The Sataplia Nature Reserve is located in Tskaltubo district, about 260 km. from Tbilisi.
Established in 1935 to protect the Sataplia Cave and dinosaur footprints found in the area, this visitor attraction recently benefited from a very attractive refurbishment of its Sataplia Cave visitor center.
Sataplia Cave is named after Sataplia Mountain, which gained its name from the local tradition of collecting honey from the bees that inhabit the mountain’s southern slope. Sataplia means ‘place of honey’.
A Conservation Center and Museum have been constructed, together with glass walkways, viewing points, a cafeteria and other visitor amenities.On the way to the cave you will see dinosaurs!

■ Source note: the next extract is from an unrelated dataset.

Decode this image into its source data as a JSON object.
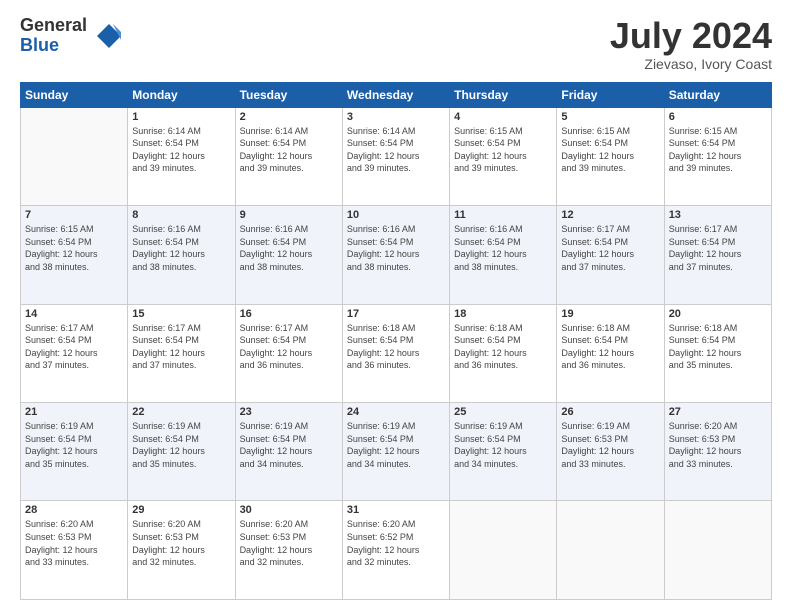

Sataplia Cave is 900 m long, 10 m high and 12 m wide and contains dramatically lit stalactites and stalagmites. The visitor path through the cave is 314 meters long and is equipped with handrails. Audio and colorful visual effects enhance the natural beauty of the stalactites and stalagmites.
Kumistavi - Prometheus Cave:
Discovered in Imereti region in 1984, Prometheus Cave is one of Georgia’s natural wonders providing visitors with breathtaking examples of stalactites, stalagmites, curtains, petrified waterfalls, cave pearls, underground rivers, and lakes.
Khvamli Mountain is visible from Prometheus Cave and is the place where legend says that Prometheus was chained. The 1060 meter walking route through the cave was upgraded in the summer of 2012 and visitors can also enjoy a 280 meter boat tour on an underground river.